1Pundits being buffoons. It’s always worth tuning in to see which one of the large selection of candidates can make the most nonsensical comment and become Six Nations Buffoon of the Year. Last year it was BBC’s John Inverdale after the 17-17 draw between France and Ireland for stating, “At one period in the second half France had 80 per cent possession.” Excuse me? Using similar logic Ireland must have had 100 per cent possession in the lead up to Tommy Bowe’s second try.

2Patronising England. We don’t get many chances to patronise our brethern from across the water, but over the last decade victories against the white tanks are as commonplace as a bad decision from Wayne Barnes. It also gives us the chance to savour the renowned wit of the England rugby supporter first hand. Nuggets such as: “I played with an Arish lad. He went to give blood and they told him they couldn’t accept it, ‘cause there wasn’t enough blood in his Guinness stream. Ha-ha!” Haaaghgh!

Or my personal favourite and one to watch out for the weekend of February 10th: “I’ve olways laved caming to Dablin – weather thay win, lose or drawer there’s olways a party in Éire. Ay?” Ah, the craic. Stop!

3 Declan Kidney morphing into Trapattoni. Yes, Deccie appears to have taken a leaf out of Trapattoni’s book during post-match interviews and demands all of one’s faculties to catch his drift. Blink, or scratch your head and you might miss him actually saying something, but worry not, most of the time it’s just a lot of words spouting out in no particular order.

It’s a great technique. Father Deccie – like a verbal predator – invites his prey’s question and then “long-answers” a different question, leaving his victim dazed, exhausted and unable to remember the original question. I’m describing Kidney here, not Trap. See? You weren’t sure, were you?

Three things to dislike about the Six Nations

1Bad refereeing. Last year we had the Pearson and Barnes show at Lansdowne Road when with a minute left on the clock, Barnesy boy gave Wales a penalty in front of the posts and issued Stephen Ferris a yellow card for a perfectly legitimate tackle on Ian Evans, which lost Ireland the first game. Smiley Pearson had earlier intervened from the touch-line to award Bradley Davies the same punishment for picking up and dropping Donnacha Ryan on his head. Well done boys. This year I fear the Poite factor.

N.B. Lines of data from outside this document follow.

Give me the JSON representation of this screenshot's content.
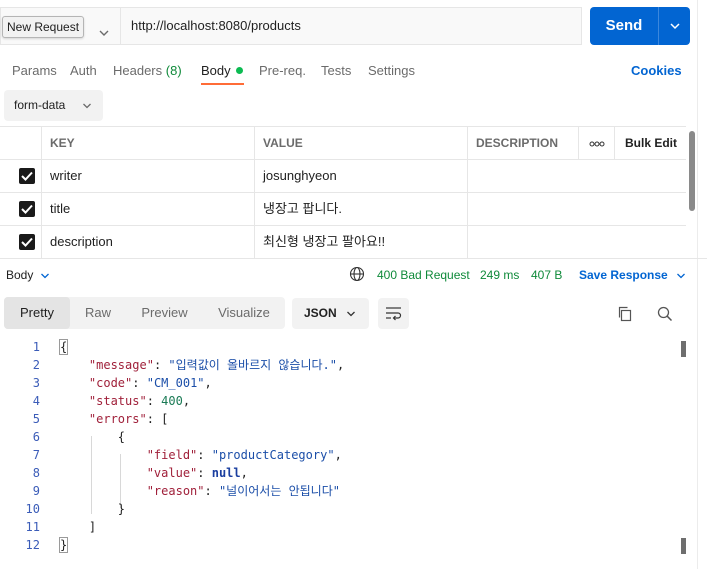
{
  "request": {
    "tooltip": "New Request",
    "url": "http://localhost:8080/products",
    "send_label": "Send"
  },
  "tabs": {
    "params": "Params",
    "auth": "Auth",
    "headers": "Headers",
    "headers_count": "(8)",
    "body": "Body",
    "prereq": "Pre-req.",
    "tests": "Tests",
    "settings": "Settings",
    "cookies": "Cookies"
  },
  "body_type": "form-data",
  "params_table": {
    "headers": {
      "key": "KEY",
      "value": "VALUE",
      "description": "DESCRIPTION",
      "more": "ooo",
      "bulk_edit": "Bulk Edit"
    },
    "rows": [
      {
        "key": "writer",
        "value": "josunghyeon",
        "description": ""
      },
      {
        "key": "title",
        "value": "냉장고 팝니다.",
        "description": ""
      },
      {
        "key": "description",
        "value": "최신형 냉장고 팔아요!!",
        "description": ""
      }
    ]
  },
  "response": {
    "section_label": "Body",
    "status": "400 Bad Request",
    "time": "249 ms",
    "size": "407 B",
    "save_label": "Save Response",
    "view_tabs": [
      "Pretty",
      "Raw",
      "Preview",
      "Visualize"
    ],
    "format": "JSON",
    "line_numbers": [
      "1",
      "2",
      "3",
      "4",
      "5",
      "6",
      "7",
      "8",
      "9",
      "10",
      "11",
      "12"
    ],
    "json": {
      "message_key": "\"message\"",
      "message_val": "\"입력값이 올바르지 않습니다.\"",
      "code_key": "\"code\"",
      "code_val": "\"CM_001\"",
      "status_key": "\"status\"",
      "status_val": "400",
      "errors_key": "\"errors\"",
      "field_key": "\"field\"",
      "field_val": "\"productCategory\"",
      "value_key": "\"value\"",
      "value_val": "null",
      "reason_key": "\"reason\"",
      "reason_val": "\"널이어서는 안됩니다\""
    }
  },
  "colors": {
    "accent_blue": "#0265d2",
    "active_tab_orange": "#ff6c37",
    "status_green": "#0f8a3a"
  }
}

2 The points system. It’s all fine and dandy sticking to tradition, but the lack of bonus points is just silly. It works in the southern hemisphere and the Heineken Cup, keeping teams who lose the first game in the hunt. Also could we please revert to the old Saturday kick-offs but make them 2pm, 4pm and 6pm starts?

3 Johnathan Davies’ commentary. A great player, but a voice from hell, which you’d suspect could be used to extract information from the most stubborn prisoner in Guantanamo Bay. It would certainly test the belief that you can’t get blood from a stone. Comments such as: “France can score tries, Scotland can’t – that’s the difference” do not improve the experience. Makes you wonder how the greatest commentator of them all, the amazing Cliff Morgan, and Davies can share the same birthplace.

Overall though, you have to love the Six Nations and most of the things that irritate are sort of quirky and likeable. Sort of. Prediction for the tournament? France to be Champions but no Grand Slam. If Ireland could get a win in Wales then with two home matches against England and France they must have a chance. No injuries please. Especially not to Rob K, BOD, Johnny S, Jamie H, SO’B, Donnacha R, Cian H and of course the lad Ross.